#### Records shown

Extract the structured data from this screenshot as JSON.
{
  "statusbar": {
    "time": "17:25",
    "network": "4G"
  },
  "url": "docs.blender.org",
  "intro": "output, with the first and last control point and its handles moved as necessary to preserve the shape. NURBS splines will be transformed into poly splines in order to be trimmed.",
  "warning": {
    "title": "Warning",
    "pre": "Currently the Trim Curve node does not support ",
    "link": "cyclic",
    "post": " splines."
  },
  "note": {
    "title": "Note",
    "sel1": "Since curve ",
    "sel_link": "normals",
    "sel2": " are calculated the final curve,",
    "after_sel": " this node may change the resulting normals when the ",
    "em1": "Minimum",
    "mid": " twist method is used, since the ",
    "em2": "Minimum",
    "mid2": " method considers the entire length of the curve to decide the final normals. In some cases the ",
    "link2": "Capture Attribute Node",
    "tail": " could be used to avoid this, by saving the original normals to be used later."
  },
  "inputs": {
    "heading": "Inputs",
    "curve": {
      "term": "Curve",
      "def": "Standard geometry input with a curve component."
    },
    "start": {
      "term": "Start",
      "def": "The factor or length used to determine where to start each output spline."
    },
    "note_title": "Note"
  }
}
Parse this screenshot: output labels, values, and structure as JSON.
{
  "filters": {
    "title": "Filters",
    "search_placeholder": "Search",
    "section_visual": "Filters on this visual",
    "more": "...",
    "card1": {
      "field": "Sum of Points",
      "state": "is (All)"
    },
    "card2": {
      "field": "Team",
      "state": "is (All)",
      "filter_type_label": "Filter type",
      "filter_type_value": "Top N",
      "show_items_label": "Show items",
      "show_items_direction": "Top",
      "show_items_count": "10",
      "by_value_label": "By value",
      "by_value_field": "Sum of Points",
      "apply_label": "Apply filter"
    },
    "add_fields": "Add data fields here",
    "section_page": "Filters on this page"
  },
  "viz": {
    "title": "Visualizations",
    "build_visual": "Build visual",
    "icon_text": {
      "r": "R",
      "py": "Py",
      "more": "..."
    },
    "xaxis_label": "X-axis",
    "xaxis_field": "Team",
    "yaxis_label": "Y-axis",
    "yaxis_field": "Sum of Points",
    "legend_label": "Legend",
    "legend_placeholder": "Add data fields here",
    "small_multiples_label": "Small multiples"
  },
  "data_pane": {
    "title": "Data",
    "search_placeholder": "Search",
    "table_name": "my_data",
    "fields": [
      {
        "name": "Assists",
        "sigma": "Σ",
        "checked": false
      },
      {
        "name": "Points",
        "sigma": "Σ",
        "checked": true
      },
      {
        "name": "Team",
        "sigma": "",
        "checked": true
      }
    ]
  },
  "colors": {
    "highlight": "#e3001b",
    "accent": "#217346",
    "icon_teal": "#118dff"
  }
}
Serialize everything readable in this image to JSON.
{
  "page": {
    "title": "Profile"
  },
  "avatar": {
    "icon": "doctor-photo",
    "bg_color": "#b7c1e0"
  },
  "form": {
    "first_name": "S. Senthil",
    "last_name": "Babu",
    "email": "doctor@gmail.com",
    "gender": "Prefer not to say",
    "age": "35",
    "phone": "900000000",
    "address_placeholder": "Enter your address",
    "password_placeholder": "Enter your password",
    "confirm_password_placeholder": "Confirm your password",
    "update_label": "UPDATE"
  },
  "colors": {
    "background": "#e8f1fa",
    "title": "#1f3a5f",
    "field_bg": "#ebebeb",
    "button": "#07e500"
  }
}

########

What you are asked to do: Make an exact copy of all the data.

Task result:
Extract the structured data from this screenshot as JSON.
{
  "statusbar": {
    "time": "17:25",
    "network": "4G"
  },
  "url": "docs.blender.org",
  "intro": "output, with the first and last control point and its handles moved as necessary to preserve the shape. NURBS splines will be transformed into poly splines in order to be trimmed.",
  "warning": {
    "title": "Warning",
    "pre": "Currently the Trim Curve node does not support ",
    "link": "cyclic",
    "post": " splines."
  },
  "note": {
    "title": "Note",
    "sel1": "Since curve ",
    "sel_link": "normals",
    "sel2": " are calculated the final curve,",
    "after_sel": " this node may change the resulting normals when the ",
    "em1": "Minimum",
    "mid": " twist method is used, since the ",
    "em2": "Minimum",
    "mid2": " method considers the entire length of the curve to decide the final normals. In some cases the ",
    "link2": "Capture Attribute Node",
    "tail": " could be used to avoid this, by saving the original normals to be used later."
  },
  "inputs": {
    "heading": "Inputs",
    "curve": {
      "term": "Curve",
      "def": "Standard geometry input with a curve component."
    },
    "start": {
      "term": "Start",
      "def": "The factor or length used to determine where to start each output spline."
    },
    "note_title": "Note"
  }
}
Parse this screenshot: output labels, values, and structure as JSON.
{
  "filters": {
    "title": "Filters",
    "search_placeholder": "Search",
    "section_visual": "Filters on this visual",
    "more": "...",
    "card1": {
      "field": "Sum of Points",
      "state": "is (All)"
    },
    "card2": {
      "field": "Team",
      "state": "is (All)",
      "filter_type_label": "Filter type",
      "filter_type_value": "Top N",
      "show_items_label": "Show items",
      "show_items_direction": "Top",
      "show_items_count": "10",
      "by_value_label": "By value",
      "by_value_field": "Sum of Points",
      "apply_label": "Apply filter"
    },
    "add_fields": "Add data fields here",
    "section_page": "Filters on this page"
  },
  "viz": {
    "title": "Visualizations",
    "build_visual": "Build visual",
    "icon_text": {
      "r": "R",
      "py": "Py",
      "more": "..."
    },
    "xaxis_label": "X-axis",
    "xaxis_field": "Team",
    "yaxis_label": "Y-axis",
    "yaxis_field": "Sum of Points",
    "legend_label": "Legend",
    "legend_placeholder": "Add data fields here",
    "small_multiples_label": "Small multiples"
  },
  "data_pane": {
    "title": "Data",
    "search_placeholder": "Search",
    "table_name": "my_data",
    "fields": [
      {
        "name": "Assists",
        "sigma": "Σ",
        "checked": false
      },
      {
        "name": "Points",
        "sigma": "Σ",
        "checked": true
      },
      {
        "name": "Team",
        "sigma": "",
        "checked": true
      }
    ]
  },
  "colors": {
    "highlight": "#e3001b",
    "accent": "#217346",
    "icon_teal": "#118dff"
  }
}
Serialize everything readable in this image to JSON.
{
  "page": {
    "title": "Profile"
  },
  "avatar": {
    "icon": "doctor-photo",
    "bg_color": "#b7c1e0"
  },
  "form": {
    "first_name": "S. Senthil",
    "last_name": "Babu",
    "email": "doctor@gmail.com",
    "gender": "Prefer not to say",
    "age": "35",
    "phone": "900000000",
    "address_placeholder": "Enter your address",
    "password_placeholder": "Enter your password",
    "confirm_password_placeholder": "Confirm your password",
    "update_label": "UPDATE"
  },
  "colors": {
    "background": "#e8f1fa",
    "title": "#1f3a5f",
    "field_bg": "#ebebeb",
    "button": "#07e500"
  }
}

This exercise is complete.